One proposal calls for Facebook to appoint an independent board chair — the absence of which, shareholders argue, “contributed to Facebook missing, or mishandling, a number of severe controversies.”
Another stockholder proposal calls for Facebook to eliminate its Class B shares, paving the way for shareholders to limit Zuckerberg’s power and “hold management accountable.” As shareholders put it in the proposal, “Fake news, election interference, and threats to our democracy — shareholders need more than deny, deflect, and delay.”
“Shareholders continue to have no recourse against the board or management when scandals pull down shareholder value,” Abigail Shaw, with NorthStar Asset Management, said in her remarks presenting the latter proposal at the meeting Thursday. “We are at a vital impasse for our company.”
When asked by an attendee about these proposals to limit his control over the company, Zuckerberg effectively deflected by repeating a call for an updated regulatory framework for how companies like Facebook address difficult issues.

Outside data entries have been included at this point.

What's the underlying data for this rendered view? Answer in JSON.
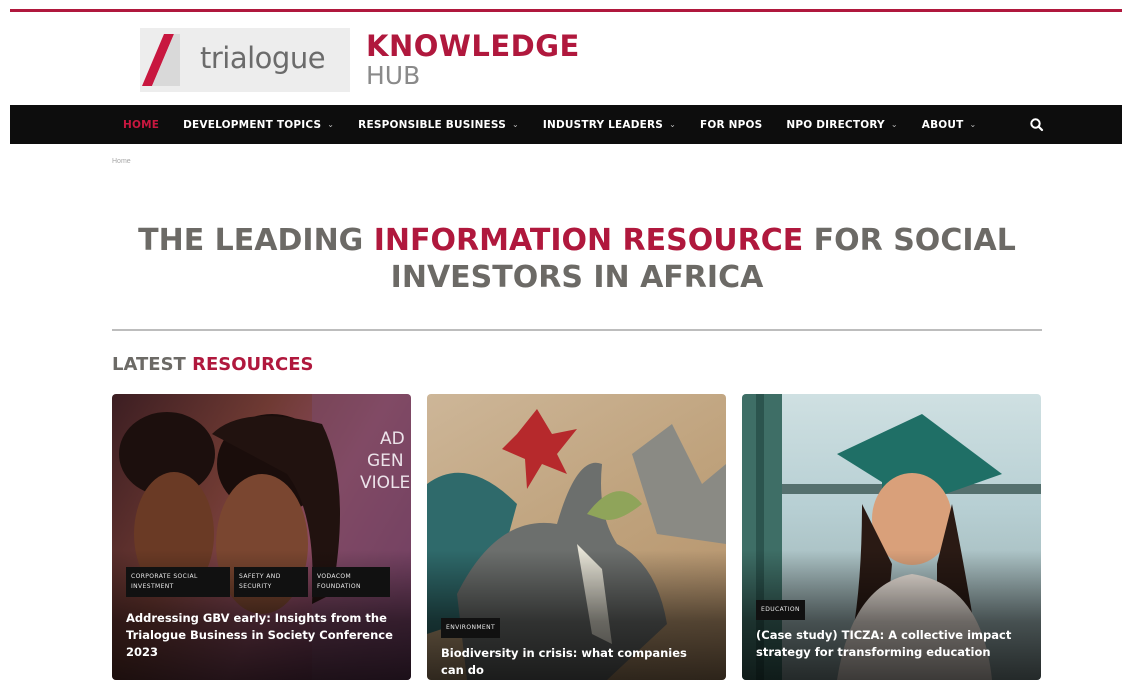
{
  "brand": {
    "logo_word": "trialogue",
    "hub_line1": "KNOWLEDGE",
    "hub_line2": "HUB",
    "accent_color": "#b0183d"
  },
  "nav": {
    "items": [
      {
        "label": "HOME",
        "active": true,
        "has_dropdown": false
      },
      {
        "label": "DEVELOPMENT TOPICS",
        "active": false,
        "has_dropdown": true
      },
      {
        "label": "RESPONSIBLE BUSINESS",
        "active": false,
        "has_dropdown": true
      },
      {
        "label": "INDUSTRY LEADERS",
        "active": false,
        "has_dropdown": true
      },
      {
        "label": "FOR NPOS",
        "active": false,
        "has_dropdown": false
      },
      {
        "label": "NPO DIRECTORY",
        "active": false,
        "has_dropdown": true
      },
      {
        "label": "ABOUT",
        "active": false,
        "has_dropdown": true
      }
    ],
    "search_icon": "search-icon",
    "dropdown_icon": "chevron-down-icon",
    "dropdown_glyph": "⌄"
  },
  "breadcrumb": "Home",
  "hero": {
    "part1": "THE LEADING ",
    "accent": "INFORMATION RESOURCE",
    "part2": " FOR SOCIAL INVESTORS IN AFRICA"
  },
  "section": {
    "part1": "LATEST ",
    "accent": "RESOURCES"
  },
  "cards": [
    {
      "tags": [
        "CORPORATE SOCIAL INVESTMENT",
        "SAFETY AND SECURITY",
        "VODACOM FOUNDATION"
      ],
      "title": "Addressing GBV early: Insights from the Trialogue Business in Society Conference 2023",
      "image_text": [
        "AD",
        "GEN",
        "VIOLE"
      ]
    },
    {
      "tags": [
        "ENVIRONMENT"
      ],
      "title": "Biodiversity in crisis: what companies can do"
    },
    {
      "tags": [
        "EDUCATION"
      ],
      "title": "(Case study) TICZA: A collective impact strategy for transforming education"
    }
  ]
}
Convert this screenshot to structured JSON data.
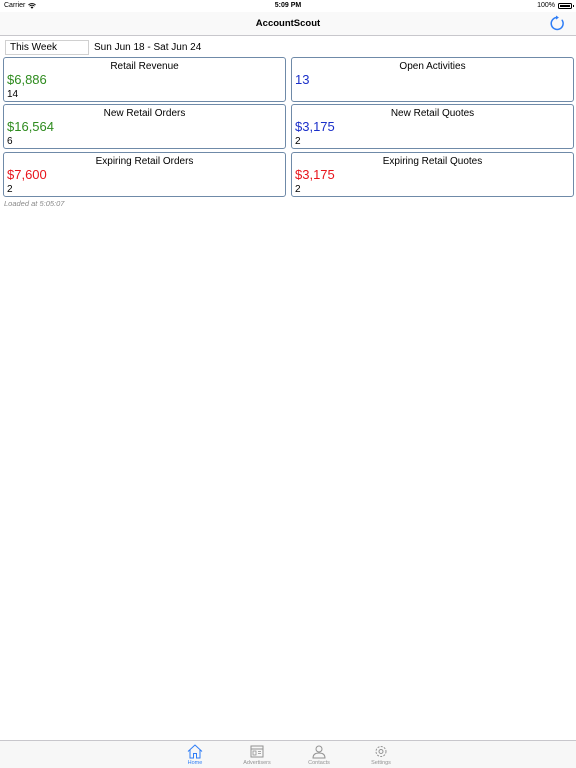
{
  "status_bar": {
    "carrier": "Carrier",
    "time": "5:09 PM",
    "battery": "100%"
  },
  "nav": {
    "title": "AccountScout",
    "refresh_icon": "refresh-icon"
  },
  "filter": {
    "period": "This Week",
    "range": "Sun Jun 18 - Sat Jun 24"
  },
  "cards": [
    {
      "title": "Retail Revenue",
      "value": "$6,886",
      "count": "14",
      "color": "#2e8b1e"
    },
    {
      "title": "Open Activities",
      "value": "13",
      "count": "",
      "color": "#1a2fc9"
    },
    {
      "title": "New Retail Orders",
      "value": "$16,564",
      "count": "6",
      "color": "#2e8b1e"
    },
    {
      "title": "New Retail Quotes",
      "value": "$3,175",
      "count": "2",
      "color": "#1a2fc9"
    },
    {
      "title": "Expiring Retail Orders",
      "value": "$7,600",
      "count": "2",
      "color": "#e8141b"
    },
    {
      "title": "Expiring Retail Quotes",
      "value": "$3,175",
      "count": "2",
      "color": "#e8141b"
    }
  ],
  "loaded_text": "Loaded at 5:05:07",
  "tabs": [
    {
      "label": "Home",
      "icon": "home-icon",
      "active": true
    },
    {
      "label": "Advertisers",
      "icon": "advertisers-icon",
      "active": false
    },
    {
      "label": "Contacts",
      "icon": "contacts-icon",
      "active": false
    },
    {
      "label": "Settings",
      "icon": "gear-icon",
      "active": false
    }
  ],
  "colors": {
    "accent": "#2f7ef6",
    "card_border": "#6f8aa8",
    "inactive_tab": "#929292"
  }
}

“I don’t think that people overall would want companies to have so much unilateral authority to make decisions over speech and elections and privacy,” Zuckerberg said at the event. “I think the big question that we need to answer is: what is the right framework, whether it’s regulation or industry bodies, that will enable us to solve the specific issues we’re grappling with?”
It’s not the first time Zuckerberg has faced investor concerns about his power. For years, shareholders have put forward proposals to eliminate Zuckerberg’s disproportionate voting rights.
At the annual shareholder meeting last year, one investor in attendance went so far as to claim Facebook was at risk of becoming a “corporate dictatorship.” At the meeting Thursday, Natasha Lamb of Arjuna Capital struck a similar note, lamenting what she called Zuckerberg’s “failing autocracy.”
But the latest slate of stockholder proposals comes at a time when Facebook and its tech peers are confronting greater antitrust concerns.
Rep. David Cicilline, the chairman of the House Antitrust Subcommittee, has called for an antitrust investigation into Facebook, with a focus on its acquisitions of Instagram and WhatsApp, both of which now have more than a billion users.
Earlier this month, Facebook cofounder Chris Hughes called for Facebook to be broken up and raised concerns about Zuckerberg’s “unchecked power.” Shortly after, Alex Stamos, Facebook’s former chief security officer, said his old boss should “give up” some of his power and hire a new CEO.
One shareholder proposal notes the growing “calls for the company to be broken up,” and asks that Facebook’s board bring on advisors to “study strategic alternatives.” One of the options the proposal suggests the board consider: selling off “one or more subsidiaries.”
Yet, it’s precisely the power Zuckerberg is being criticized for having that all but ensured each of these proposals would ultimately fail, as versions of them have in prior years.